JEDDAH: A leading rights watchdog has condemned the illegal transfer to Turkey of 63 Syrians arrested by Ankara and its local proxies in Syria’s northeast in 2019.
Human Rights Watch (HRW) said that Turkey and the Syrian National Army arrested and transferred the Syrians to face trial on serious charges connected to alleged activities in Syria.
The watchdog accused Turkey of violating its obligations under the Fourth Geneva Convention as an occupying power in northeast Syria.
Under Article 49 of the Fourth Geneva Convention, “individual or mass forcible transfers, as well as deportations of protected persons from occupied territory to the territory of the occupying power are prohibited, regardless of their motive.”
Accordingly, Turkey is urged to respect international humanitarian laws, including prohibition on arbitrary detention and on the transfer of people to its territory.
The 63 Syrians, both Arabs and Kurds, were arrested and transferred to detention centers in Turkish areas between October and December last year in Ras Al-Ain, northeast Syria, after Turkey established control over the area.
Syrian nationals are believed to have been interrogated by Turkish police and charged with offenses under the Turkish penal code, although they were accused of crimes that were committed in Syria and are likely to result in the highest sentences possible.
Last year, UN High Commissioner for Human Rights Michelle Bachelet issued a warning about criminality in areas occupied by Turkey and Ankara-supported proxies, including in Ras Al-Ain.
Turkey considers the area it occupies in Syria as part of its territory in administrative terms.
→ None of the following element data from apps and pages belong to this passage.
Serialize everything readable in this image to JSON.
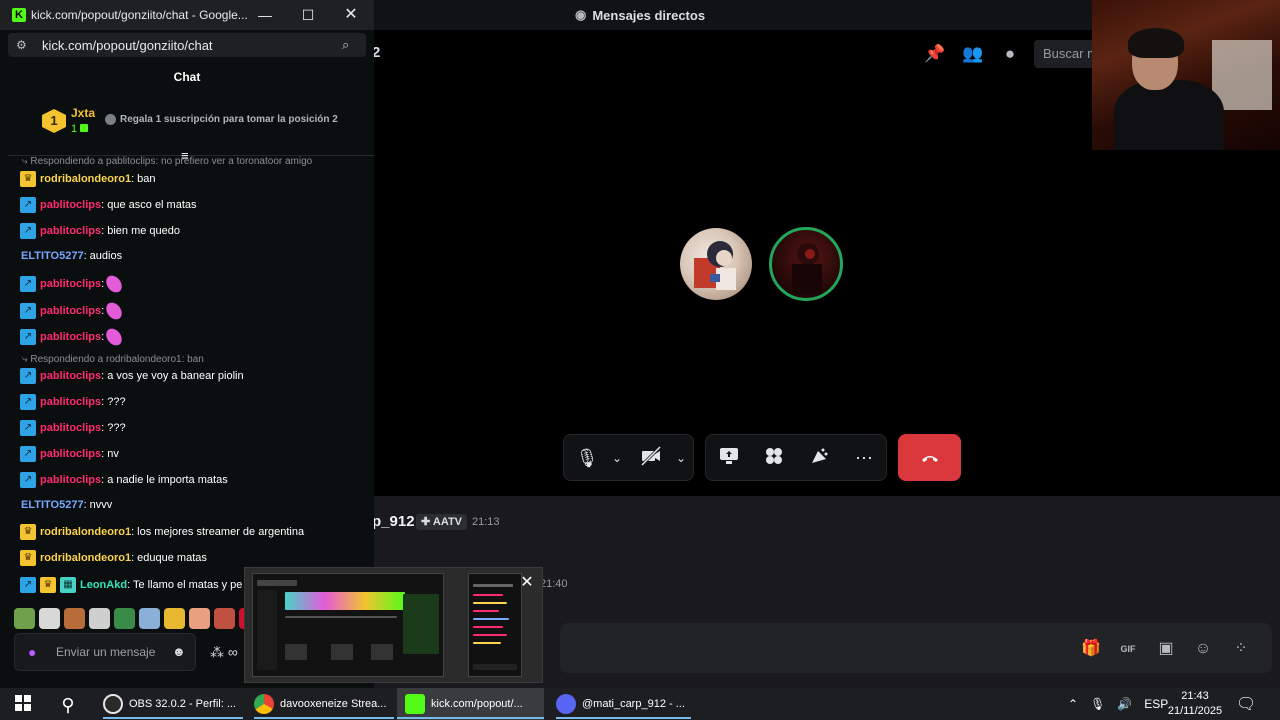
{
  "discord": {
    "window_title": "Mensajes directos",
    "channel_fragment": "2",
    "search_placeholder": "Buscar m",
    "message": {
      "author_fragment": "p_912",
      "tag": "AATV",
      "time": "21:13",
      "time2": "21:40"
    },
    "call_controls": [
      "mic-icon",
      "camera-off-icon",
      "screen-share-icon",
      "activities-icon",
      "soundboard-icon",
      "more-icon",
      "hangup-icon"
    ],
    "accent_colors": {
      "hangup": "#da373c",
      "speaking": "#23a55a"
    }
  },
  "kick": {
    "window_title": "kick.com/popout/gonziito/chat - Google...",
    "url": "kick.com/popout/gonziito/chat",
    "chat_title": "Chat",
    "top_gifter": {
      "rank": "1",
      "name": "Jxta",
      "count": "1"
    },
    "gift_message": "Regala 1 suscripción para tomar la posición 2",
    "messages": [
      {
        "type": "reply",
        "text": "Respondiendo a pablitoclips: no prefiero ver a toronatoor amigo"
      },
      {
        "badge": "crown",
        "user": "rodribalondeoro1",
        "color": "rodri",
        "text": ": ban"
      },
      {
        "badge": "sub",
        "user": "pablitoclips",
        "color": "pablito",
        "text": ": que asco el matas"
      },
      {
        "badge": "sub",
        "user": "pablitoclips",
        "color": "pablito",
        "text": ": bien me quedo"
      },
      {
        "badge": "",
        "user": "ELTITO5277",
        "color": "eltito",
        "text": ": audios"
      },
      {
        "badge": "sub",
        "user": "pablitoclips",
        "color": "pablito",
        "text": ":",
        "emote": true
      },
      {
        "badge": "sub",
        "user": "pablitoclips",
        "color": "pablito",
        "text": ":",
        "emote": true
      },
      {
        "badge": "sub",
        "user": "pablitoclips",
        "color": "pablito",
        "text": ":",
        "emote": true
      },
      {
        "type": "reply",
        "text": "Respondiendo a rodribalondeoro1: ban"
      },
      {
        "badge": "sub",
        "user": "pablitoclips",
        "color": "pablito",
        "text": ": a vos ye voy a banear piolin"
      },
      {
        "badge": "sub",
        "user": "pablitoclips",
        "color": "pablito",
        "text": ": ???"
      },
      {
        "badge": "sub",
        "user": "pablitoclips",
        "color": "pablito",
        "text": ": ???"
      },
      {
        "badge": "sub",
        "user": "pablitoclips",
        "color": "pablito",
        "text": ": nv"
      },
      {
        "badge": "sub",
        "user": "pablitoclips",
        "color": "pablito",
        "text": ": a nadie le importa matas"
      },
      {
        "badge": "",
        "user": "ELTITO5277",
        "color": "eltito",
        "text": ": nvvv"
      },
      {
        "badge": "crown",
        "user": "rodribalondeoro1",
        "color": "rodri",
        "text": ": los mejores streamer de argentina"
      },
      {
        "badge": "crown",
        "user": "rodribalondeoro1",
        "color": "rodri",
        "text": ": eduque matas"
      },
      {
        "badge": "multi",
        "user": "LeonAkd",
        "color": "leon",
        "text": ": Te llamo el matas y pe"
      }
    ],
    "input_placeholder": "Enviar un mensaje"
  },
  "taskbar": {
    "apps": [
      {
        "label": "OBS 32.0.2 - Perfil: ...",
        "color": "#e6e6e6"
      },
      {
        "label": "davooxeneize Strea...",
        "color": "#4285f4"
      },
      {
        "label": "kick.com/popout/...",
        "color": "#53fc18"
      },
      {
        "label": "@mati_carp_912 - ...",
        "color": "#5865f2"
      }
    ],
    "language": "ESP",
    "time": "21:43",
    "date": "21/11/2025"
  }
}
A division under the southeastern Sanliurfa governorate provides public services to northeastern Syria, including health care, cleaning and even garbage collection.
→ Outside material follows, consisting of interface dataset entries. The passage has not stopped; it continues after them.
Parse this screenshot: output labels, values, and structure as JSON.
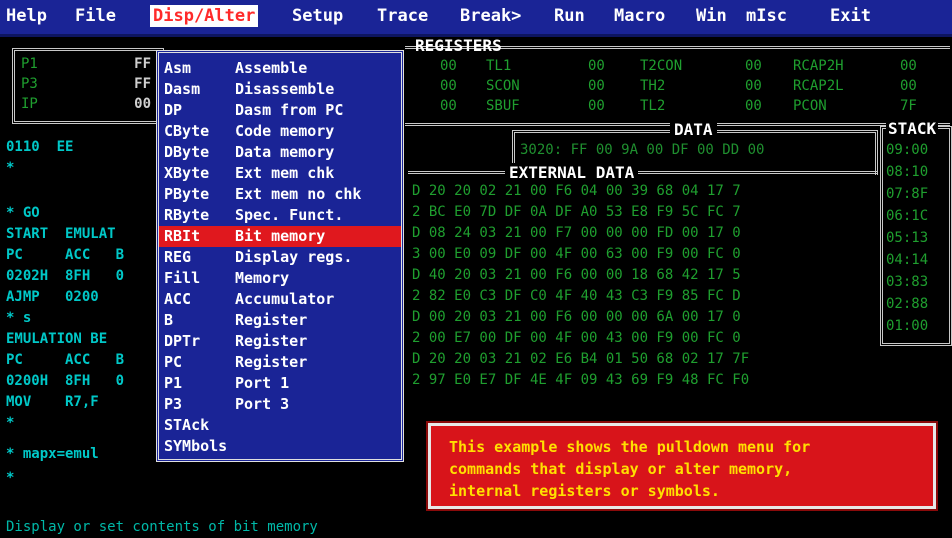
{
  "menubar": {
    "items": [
      "Help",
      "File",
      "Disp/Alter",
      "Setup",
      "Trace",
      "Break>",
      "Run",
      "Macro",
      "Win",
      "mIsc",
      "Exit"
    ],
    "active": "Disp/Alter"
  },
  "left_registers": [
    {
      "label": "P1",
      "value": "FF"
    },
    {
      "label": "P3",
      "value": "FF"
    },
    {
      "label": "IP",
      "value": "00"
    }
  ],
  "trace_lines": [
    "0110  EE",
    "*",
    "",
    "* GO",
    "START  EMULAT",
    "PC     ACC   B",
    "0202H  8FH   0",
    "AJMP   0200",
    "* s",
    "EMULATION BE",
    "PC     ACC   B",
    "0200H  8FH   0",
    "MOV    R7,F",
    "*",
    "* mapx=emul",
    "*"
  ],
  "registers_title": "REGISTERS",
  "registers": [
    {
      "label": "TL1",
      "value": "00"
    },
    {
      "label": "T2CON",
      "value": "00"
    },
    {
      "label": "RCAP2H",
      "value": "00"
    },
    {
      "label": "SCON",
      "value": "00"
    },
    {
      "label": "TH2",
      "value": "00"
    },
    {
      "label": "RCAP2L",
      "value": "00"
    },
    {
      "label": "SBUF",
      "value": "00"
    },
    {
      "label": "TL2",
      "value": "00"
    },
    {
      "label": "PCON",
      "value": "7F"
    }
  ],
  "registers_left_values": [
    "00",
    "00",
    "00"
  ],
  "data_title": "DATA",
  "data_line": "3020: FF 00 9A 00 DF 00 DD 00",
  "external_title": "EXTERNAL DATA",
  "external_rows": [
    "D 20 20 02 21 00 F6 04 00 39 68 04 17 7",
    "2 BC E0 7D DF 0A DF A0 53 E8 F9 5C FC 7",
    "D 08 24 03 21 00 F7 00 00 00 FD 00 17 0",
    "3 00 E0 09 DF 00 4F 00 63 00 F9 00 FC 0",
    "D 40 20 03 21 00 F6 00 00 18 68 42 17 5",
    "2 82 E0 C3 DF C0 4F 40 43 C3 F9 85 FC D",
    "D 00 20 03 21 00 F6 00 00 00 6A 00 17 0",
    "2 00 E7 00 DF 00 4F 00 43 00 F9 00 FC 0",
    "D 20 20 03 21 02 E6 B4 01 50 68 02 17 7F",
    "2 97 E0 E7 DF 4E 4F 09 43 69 F9 48 FC F0"
  ],
  "stack_title": "STACK",
  "stack_rows": [
    "09:00",
    "08:10",
    "07:8F",
    "06:1C",
    "05:13",
    "04:14",
    "03:83",
    "02:88",
    "01:00"
  ],
  "menu_items": [
    {
      "key": "Asm",
      "desc": "Assemble"
    },
    {
      "key": "Dasm",
      "desc": "Disassemble"
    },
    {
      "key": "DP",
      "desc": "Dasm from PC"
    },
    {
      "key": "CByte",
      "desc": "Code memory"
    },
    {
      "key": "DByte",
      "desc": "Data memory"
    },
    {
      "key": "XByte",
      "desc": "Ext mem chk"
    },
    {
      "key": "PByte",
      "desc": "Ext mem no chk"
    },
    {
      "key": "RByte",
      "desc": "Spec. Funct."
    },
    {
      "key": "RBIt",
      "desc": "Bit memory"
    },
    {
      "key": "REG",
      "desc": "Display regs."
    },
    {
      "key": "Fill",
      "desc": "Memory"
    },
    {
      "key": "ACC",
      "desc": "Accumulator"
    },
    {
      "key": "B",
      "desc": "Register"
    },
    {
      "key": "DPTr",
      "desc": "Register"
    },
    {
      "key": "PC",
      "desc": "Register"
    },
    {
      "key": "P1",
      "desc": "Port 1"
    },
    {
      "key": "P3",
      "desc": "Port 3"
    },
    {
      "key": "STAck",
      "desc": ""
    },
    {
      "key": "SYMbols",
      "desc": ""
    }
  ],
  "menu_selected": "RBIt",
  "callout_lines": [
    "This example shows the pulldown menu for",
    "commands that display or alter memory,",
    "internal registers or symbols."
  ],
  "status_text": "Display or set contents of bit memory",
  "colors": {
    "menubar_bg": "#1a2496",
    "menu_bg": "#1a2496",
    "selected_bg": "#e0181e",
    "callout_bg": "#d8141a",
    "callout_text": "#ffe000",
    "data_green": "#1f9f2f",
    "trace_cyan": "#00c8c8"
  }
}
Crimes that the Syrian nationals are accused of include undermining the territorial integrity of the state, murder, and membership in a terrorist organization such as the People’s Protection Units, or YPG.
The YPG has been listed by Turkey as a terror group closely linked to the outlawed Kurdistan Workers’ Party, which has been in a decades-long conflict with the Turkish state.
Documents accessed by HRW show the detainees have been accused of fighting with the YPG. However, family members and relatives claim they were holding administrative roles within the Kurdish-led Democratic Union Party (PYD) in northeast Syria and did not take up arms.
Detainees’ families allegedly lost direct contact because they had no phone number registered in Turkey to reach those detained. Some relatives claimed that their loved ones were beaten by the Syrian National Army when they were arrested.
Turkey considers the PYD as a terror group and political branch of the YPG.
The number of the Syrian nationals illegally transferred to Turkey might be close to 200, according to other estimates cited by HRW.
“As an occupying power in northeastern Syria, Turkey has to respect its obligations not to transfer protected persons from Syria to Turkey. This includes ensuring that the local forces it supports do not detain and transfer individuals as well,” Sara Kayyali, a Syria researcher at HRW, told Arab News.
Kayyali said that those transferred had been prosecuted “in a flawed and abusive manner” with little evidence.
Several ended up receiving the highest possible sentence under Turkish law — life without parole.
HRW called on Ankara to allow the detainees to contact their relatives in Syria.
“These detainees must be immediately returned to the occupied territories from which they were taken, and Turkish authorities should stop transferring Syrian nationals from the occupied area and detaining and prosecuting them in Turkey,” Kayyali said.
Turkey’s presidential spokesperson, Ibrahim Kalin, and the new US national security adviser, Jake Sullivan, had a phone call late on Tuesday to discuss disputed topics, such as US support for the YPG.